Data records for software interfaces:

►

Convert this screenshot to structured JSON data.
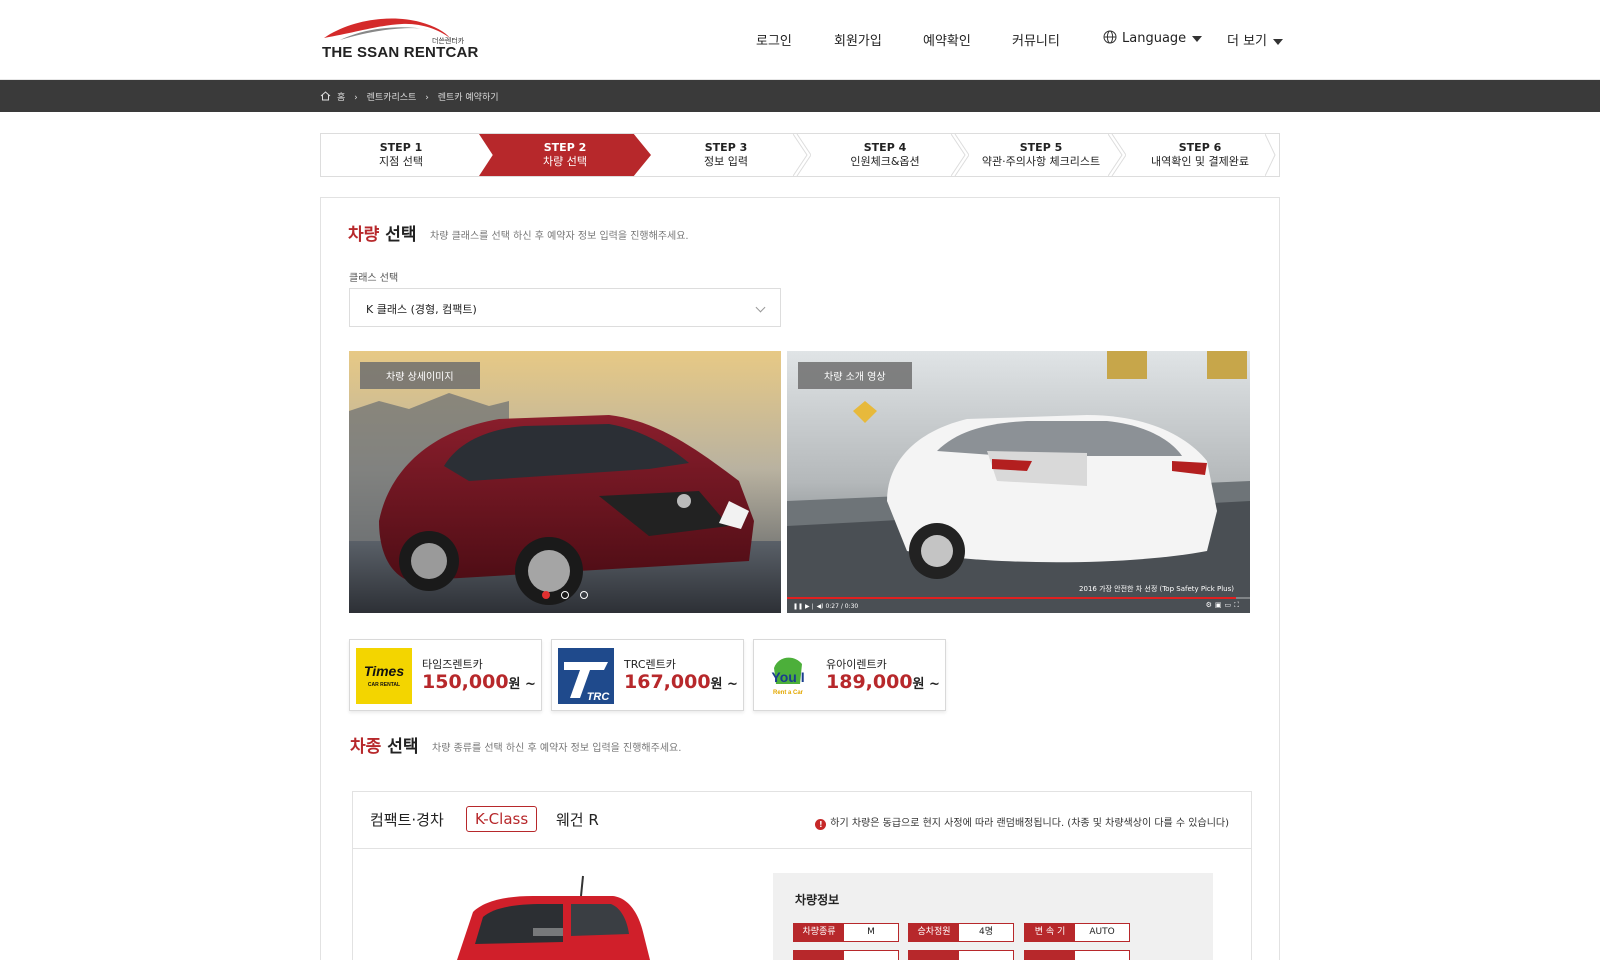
{
  "header": {
    "brand": "THE SSAN RENTCAR",
    "brand_sub": "더쓴렌터카",
    "nav": [
      "로그인",
      "회원가입",
      "예약확인",
      "커뮤니티"
    ],
    "language": "Language",
    "more": "더 보기"
  },
  "breadcrumb": [
    "홈",
    "렌트카리스트",
    "렌트카 예약하기"
  ],
  "steps": [
    {
      "num": "STEP 1",
      "label": "지점 선택"
    },
    {
      "num": "STEP 2",
      "label": "차량 선택"
    },
    {
      "num": "STEP 3",
      "label": "정보 입력"
    },
    {
      "num": "STEP 4",
      "label": "인원체크&옵션"
    },
    {
      "num": "STEP 5",
      "label": "약관·주의사항 체크리스트"
    },
    {
      "num": "STEP 6",
      "label": "내역확인 및 결제완료"
    }
  ],
  "active_step": 2,
  "vehicle_section": {
    "title_red": "차량",
    "title_rest": " 선택",
    "desc": "차량 클래스를 선택 하신 후 예약자 정보 입력을 진행해주세요.",
    "class_label": "클래스 선택",
    "class_value": "K 클래스 (경형, 컴팩트)"
  },
  "media": {
    "detail_tag": "차량 상세이미지",
    "video_tag": "차량 소개 영상",
    "video_caption": "2016 가장 안전한 차 선정 (Top Safety Pick Plus)",
    "video_time": "0:27 / 0:30",
    "slide_count": 3,
    "slide_active": 1
  },
  "companies": [
    {
      "name": "타임즈렌트카",
      "price": "150,000",
      "unit": "원 ~",
      "logo": "times-logo"
    },
    {
      "name": "TRC렌트카",
      "price": "167,000",
      "unit": "원 ~",
      "logo": "trc-logo"
    },
    {
      "name": "유아이렌트카",
      "price": "189,000",
      "unit": "원 ~",
      "logo": "youi-logo"
    }
  ],
  "model_section": {
    "title_red": "차종",
    "title_rest": " 선택",
    "desc": "차량 종류를 선택 하신 후 예약자 정보 입력을 진행해주세요.",
    "category": "컴팩트·경차",
    "active_class": "K-Class",
    "model": "웨건 R",
    "notice": "하기 차량은 동급으로 현지 사정에 따라 랜덤배정됩니다. (차종 및 차량색상이 다를 수 있습니다)"
  },
  "car_info": {
    "title": "차량정보",
    "specs": [
      {
        "key": "차량종류",
        "value": "M"
      },
      {
        "key": "승차정원",
        "value": "4명"
      },
      {
        "key": "변 속 기",
        "value": "AUTO"
      }
    ]
  },
  "colors": {
    "accent": "#b7282b",
    "dark_bar": "#3a3a3a"
  }
}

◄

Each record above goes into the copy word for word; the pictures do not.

WRITTEN ANSWER:
Convert this screenshot to structured JSON data.
{
  "header": {
    "brand": "THE SSAN RENTCAR",
    "brand_sub": "더쓴렌터카",
    "nav": [
      "로그인",
      "회원가입",
      "예약확인",
      "커뮤니티"
    ],
    "language": "Language",
    "more": "더 보기"
  },
  "breadcrumb": [
    "홈",
    "렌트카리스트",
    "렌트카 예약하기"
  ],
  "steps": [
    {
      "num": "STEP 1",
      "label": "지점 선택"
    },
    {
      "num": "STEP 2",
      "label": "차량 선택"
    },
    {
      "num": "STEP 3",
      "label": "정보 입력"
    },
    {
      "num": "STEP 4",
      "label": "인원체크&옵션"
    },
    {
      "num": "STEP 5",
      "label": "약관·주의사항 체크리스트"
    },
    {
      "num": "STEP 6",
      "label": "내역확인 및 결제완료"
    }
  ],
  "active_step": 2,
  "vehicle_section": {
    "title_red": "차량",
    "title_rest": " 선택",
    "desc": "차량 클래스를 선택 하신 후 예약자 정보 입력을 진행해주세요.",
    "class_label": "클래스 선택",
    "class_value": "K 클래스 (경형, 컴팩트)"
  },
  "media": {
    "detail_tag": "차량 상세이미지",
    "video_tag": "차량 소개 영상",
    "video_caption": "2016 가장 안전한 차 선정 (Top Safety Pick Plus)",
    "video_time": "0:27 / 0:30",
    "slide_count": 3,
    "slide_active": 1
  },
  "companies": [
    {
      "name": "타임즈렌트카",
      "price": "150,000",
      "unit": "원 ~",
      "logo": "times-logo"
    },
    {
      "name": "TRC렌트카",
      "price": "167,000",
      "unit": "원 ~",
      "logo": "trc-logo"
    },
    {
      "name": "유아이렌트카",
      "price": "189,000",
      "unit": "원 ~",
      "logo": "youi-logo"
    }
  ],
  "model_section": {
    "title_red": "차종",
    "title_rest": " 선택",
    "desc": "차량 종류를 선택 하신 후 예약자 정보 입력을 진행해주세요.",
    "category": "컴팩트·경차",
    "active_class": "K-Class",
    "model": "웨건 R",
    "notice": "하기 차량은 동급으로 현지 사정에 따라 랜덤배정됩니다. (차종 및 차량색상이 다를 수 있습니다)"
  },
  "car_info": {
    "title": "차량정보",
    "specs": [
      {
        "key": "차량종류",
        "value": "M"
      },
      {
        "key": "승차정원",
        "value": "4명"
      },
      {
        "key": "변 속 기",
        "value": "AUTO"
      }
    ]
  },
  "colors": {
    "accent": "#b7282b",
    "dark_bar": "#3a3a3a"
  }
}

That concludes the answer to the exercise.